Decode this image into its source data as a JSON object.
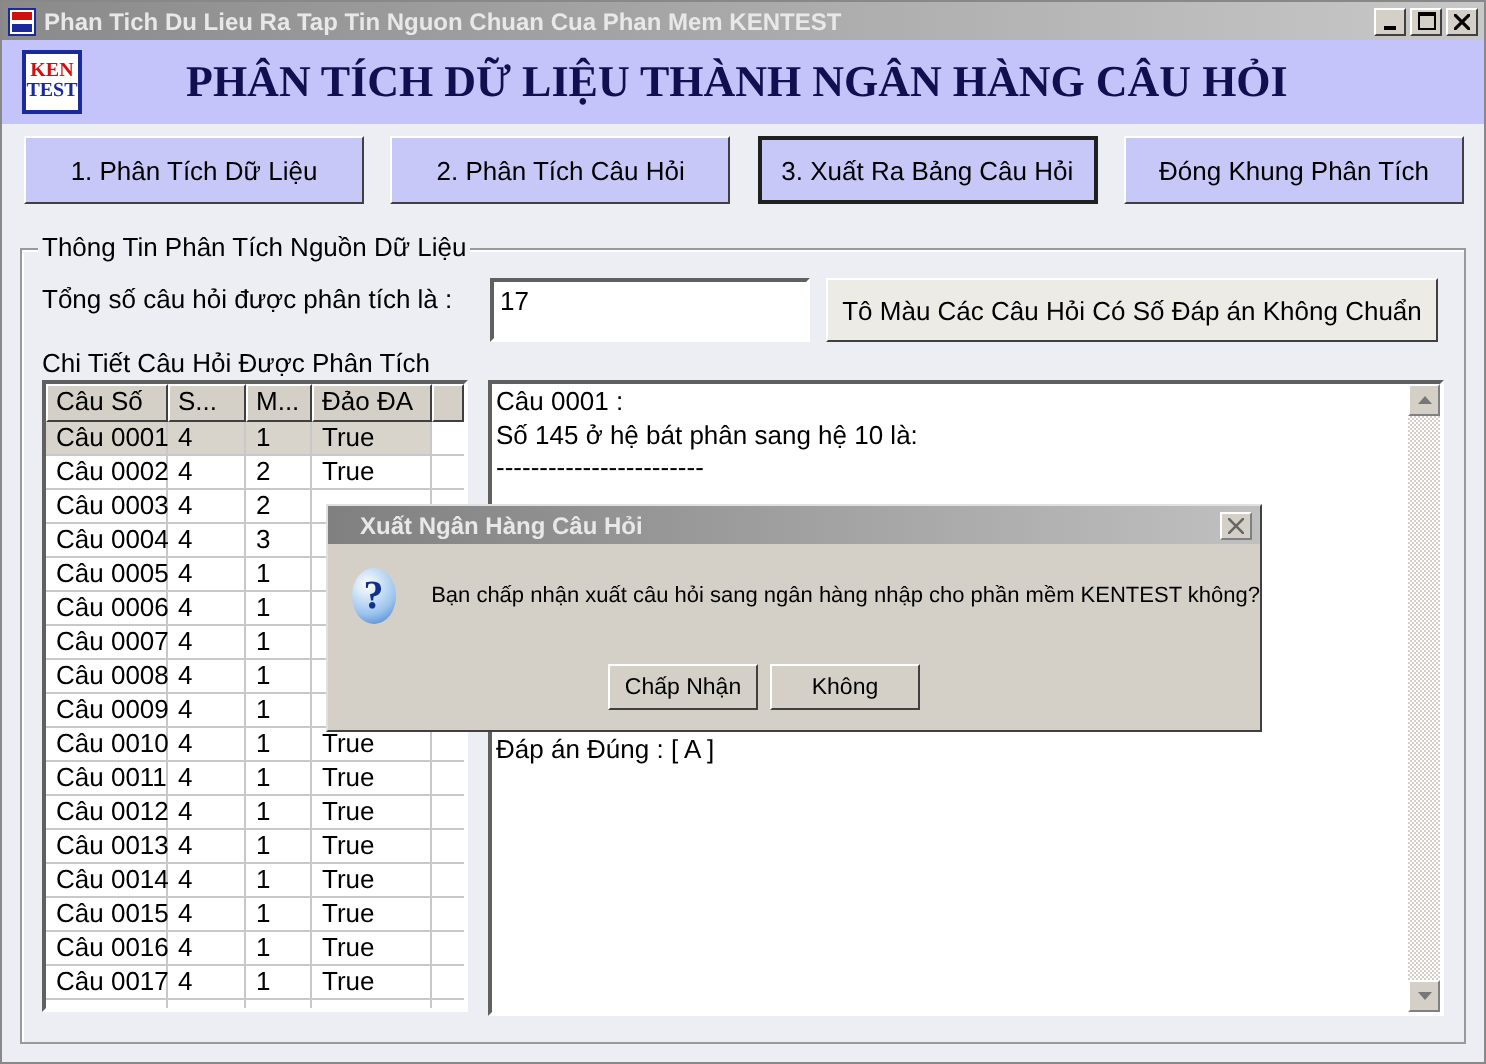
{
  "window": {
    "title": "Phan Tich Du Lieu Ra Tap Tin Nguon Chuan Cua Phan Mem KENTEST"
  },
  "header": {
    "logo_top": "KEN",
    "logo_bottom": "TEST",
    "title": "PHÂN TÍCH DỮ LIỆU THÀNH NGÂN HÀNG CÂU HỎI"
  },
  "nav_buttons": [
    {
      "label": "1. Phân Tích Dữ Liệu",
      "selected": false
    },
    {
      "label": "2. Phân Tích Câu Hỏi",
      "selected": false
    },
    {
      "label": "3. Xuất Ra Bảng Câu Hỏi",
      "selected": true
    },
    {
      "label": "Đóng Khung Phân Tích",
      "selected": false
    }
  ],
  "group": {
    "title": "Thông Tin Phân Tích Nguồn Dữ Liệu",
    "total_label": "Tổng số câu hỏi được phân tích là :",
    "total_value": "17",
    "color_button": "Tô Màu Các Câu Hỏi Có Số Đáp án Không Chuẩn",
    "detail_label": "Chi Tiết Câu Hỏi Được Phân Tích"
  },
  "table": {
    "columns": [
      "Câu Số",
      "S...",
      "M...",
      "Đảo ĐA"
    ],
    "rows": [
      {
        "cells": [
          "Câu 0001",
          "4",
          "1",
          "True"
        ],
        "selected": true
      },
      {
        "cells": [
          "Câu 0002",
          "4",
          "2",
          "True"
        ],
        "selected": false
      },
      {
        "cells": [
          "Câu 0003",
          "4",
          "2"
        ],
        "selected": false
      },
      {
        "cells": [
          "Câu 0004",
          "4",
          "3"
        ],
        "selected": false
      },
      {
        "cells": [
          "Câu 0005",
          "4",
          "1"
        ],
        "selected": false
      },
      {
        "cells": [
          "Câu 0006",
          "4",
          "1"
        ],
        "selected": false
      },
      {
        "cells": [
          "Câu 0007",
          "4",
          "1"
        ],
        "selected": false
      },
      {
        "cells": [
          "Câu 0008",
          "4",
          "1"
        ],
        "selected": false
      },
      {
        "cells": [
          "Câu 0009",
          "4",
          "1"
        ],
        "selected": false
      },
      {
        "cells": [
          "Câu 0010",
          "4",
          "1",
          "True"
        ],
        "selected": false
      },
      {
        "cells": [
          "Câu 0011",
          "4",
          "1",
          "True"
        ],
        "selected": false
      },
      {
        "cells": [
          "Câu 0012",
          "4",
          "1",
          "True"
        ],
        "selected": false
      },
      {
        "cells": [
          "Câu 0013",
          "4",
          "1",
          "True"
        ],
        "selected": false
      },
      {
        "cells": [
          "Câu 0014",
          "4",
          "1",
          "True"
        ],
        "selected": false
      },
      {
        "cells": [
          "Câu 0015",
          "4",
          "1",
          "True"
        ],
        "selected": false
      },
      {
        "cells": [
          "Câu 0016",
          "4",
          "1",
          "True"
        ],
        "selected": false
      },
      {
        "cells": [
          "Câu 0017",
          "4",
          "1",
          "True"
        ],
        "selected": false
      }
    ]
  },
  "detail_text": {
    "lines_above": [
      "Câu 0001 :",
      "Số 145 ở hệ bát phân sang hệ 10 là:",
      "------------------------"
    ],
    "lines_below": [
      "Đáp án Đúng : [ A ]"
    ]
  },
  "dialog": {
    "title": "Xuất Ngân Hàng Câu Hỏi",
    "icon_glyph": "?",
    "message": "Bạn chấp nhận xuất câu hỏi sang ngân hàng nhập cho phần mềm KENTEST không?",
    "buttons": [
      "Chấp Nhận",
      "Không"
    ]
  }
}
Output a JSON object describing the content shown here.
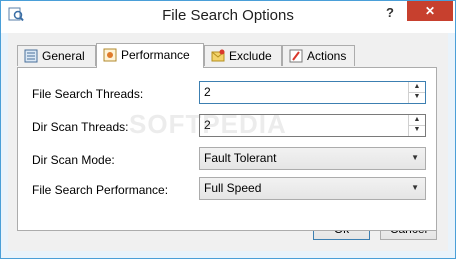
{
  "window": {
    "title": "File Search Options",
    "help_label": "?",
    "close_label": "✕"
  },
  "tabs": [
    {
      "label": "General",
      "icon": "general-icon",
      "active": false
    },
    {
      "label": "Performance",
      "icon": "performance-icon",
      "active": true
    },
    {
      "label": "Exclude",
      "icon": "exclude-icon",
      "active": false
    },
    {
      "label": "Actions",
      "icon": "actions-icon",
      "active": false
    }
  ],
  "form": {
    "file_search_threads": {
      "label": "File Search Threads:",
      "value": "2"
    },
    "dir_scan_threads": {
      "label": "Dir Scan Threads:",
      "value": "2"
    },
    "dir_scan_mode": {
      "label": "Dir Scan Mode:",
      "value": "Fault Tolerant"
    },
    "file_search_performance": {
      "label": "File Search Performance:",
      "value": "Full Speed"
    }
  },
  "buttons": {
    "ok_label": "Ok",
    "cancel_label": "Cancel"
  },
  "watermark": "SOFTPEDIA",
  "colors": {
    "accent": "#3c7fb1",
    "close_button": "#c7402e",
    "frame": "#e9f3fb"
  }
}
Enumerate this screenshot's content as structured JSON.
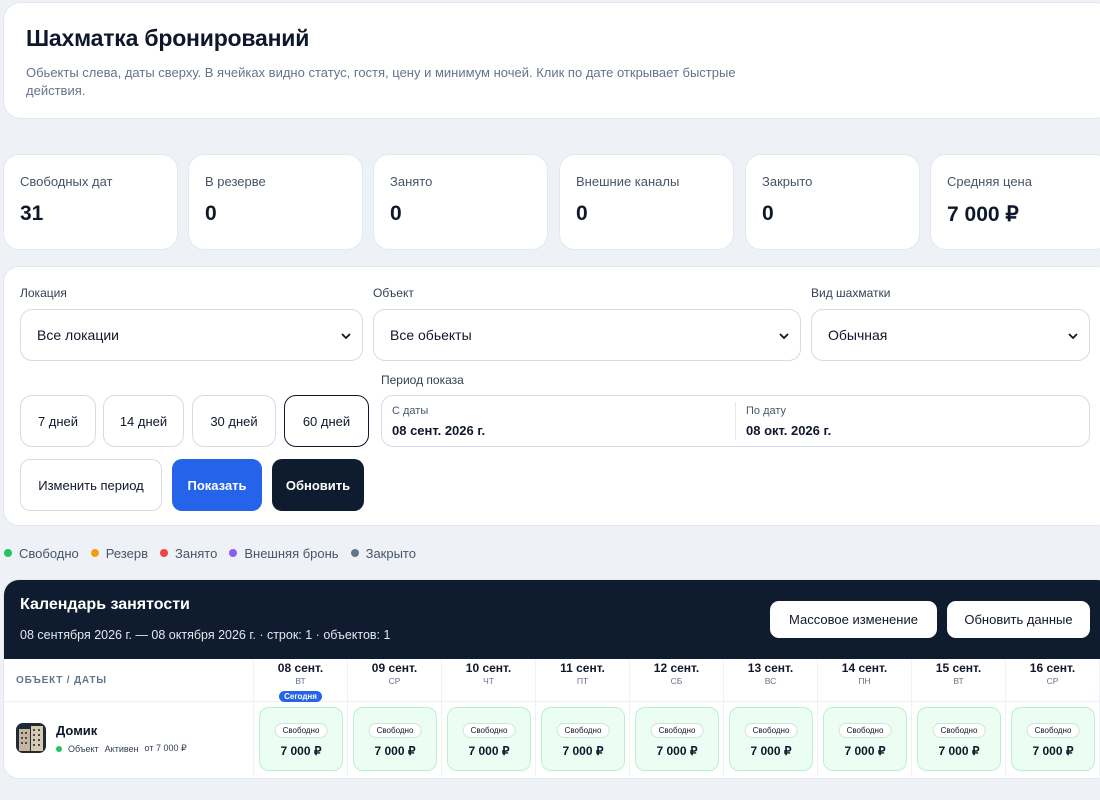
{
  "header": {
    "title": "Шахматка бронирований",
    "subtitle": "Обьекты слева, даты сверху. В ячейках видно статус, гостя, цену и минимум ночей. Клик по дате открывает быстрые действия."
  },
  "stats": [
    {
      "label": "Свободных дат",
      "value": "31"
    },
    {
      "label": "В резерве",
      "value": "0"
    },
    {
      "label": "Занято",
      "value": "0"
    },
    {
      "label": "Внешние каналы",
      "value": "0"
    },
    {
      "label": "Закрыто",
      "value": "0"
    },
    {
      "label": "Средняя цена",
      "value": "7 000 ₽"
    }
  ],
  "filters": {
    "location": {
      "label": "Локация",
      "value": "Все локации"
    },
    "object": {
      "label": "Объект",
      "value": "Все обьекты"
    },
    "view": {
      "label": "Вид шахматки",
      "value": "Обычная"
    },
    "period_buttons": [
      "7 дней",
      "14 дней",
      "30 дней",
      "60 дней"
    ],
    "period_label": "Период показа",
    "from_label": "С даты",
    "from_value": "08 сент. 2026 г.",
    "to_label": "По дату",
    "to_value": "08 окт. 2026 г.",
    "change_period": "Изменить период",
    "show": "Показать",
    "refresh": "Обновить"
  },
  "legend": [
    {
      "label": "Свободно",
      "color": "#22c55e"
    },
    {
      "label": "Резерв",
      "color": "#f59e0b"
    },
    {
      "label": "Занято",
      "color": "#ef4444"
    },
    {
      "label": "Внешняя бронь",
      "color": "#8b5cf6"
    },
    {
      "label": "Закрыто",
      "color": "#64748b"
    }
  ],
  "calendar": {
    "title": "Календарь занятости",
    "subtitle": "08 сентября 2026 г. — 08 октября 2026 г. · строк: 1 · объектов: 1",
    "mass_edit": "Массовое изменение",
    "refresh_data": "Обновить данные",
    "col_header": "ОБЪЕКТ / ДАТЫ",
    "today_badge": "Сегодня",
    "days": [
      {
        "date": "08 сент.",
        "dow": "ВТ"
      },
      {
        "date": "09 сент.",
        "dow": "СР"
      },
      {
        "date": "10 сент.",
        "dow": "ЧТ"
      },
      {
        "date": "11 сент.",
        "dow": "ПТ"
      },
      {
        "date": "12 сент.",
        "dow": "СБ"
      },
      {
        "date": "13 сент.",
        "dow": "ВС"
      },
      {
        "date": "14 сент.",
        "dow": "ПН"
      },
      {
        "date": "15 сент.",
        "dow": "ВТ"
      },
      {
        "date": "16 сент.",
        "dow": "СР"
      }
    ],
    "object": {
      "name": "Домик",
      "type": "Объект",
      "status": "Активен",
      "price_from": "от 7 000 ₽"
    },
    "cells": [
      {
        "status": "Свободно",
        "price": "7 000 ₽"
      },
      {
        "status": "Свободно",
        "price": "7 000 ₽"
      },
      {
        "status": "Свободно",
        "price": "7 000 ₽"
      },
      {
        "status": "Свободно",
        "price": "7 000 ₽"
      },
      {
        "status": "Свободно",
        "price": "7 000 ₽"
      },
      {
        "status": "Свободно",
        "price": "7 000 ₽"
      },
      {
        "status": "Свободно",
        "price": "7 000 ₽"
      },
      {
        "status": "Свободно",
        "price": "7 000 ₽"
      },
      {
        "status": "Свободно",
        "price": "7 000 ₽"
      }
    ]
  }
}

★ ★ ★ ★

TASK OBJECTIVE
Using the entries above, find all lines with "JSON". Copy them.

EXERCISE RESULT
Decode this image into its source data as a JSON object.
Output a JSON object describing the content shown here.
Enumerate this screenshot's content as structured JSON.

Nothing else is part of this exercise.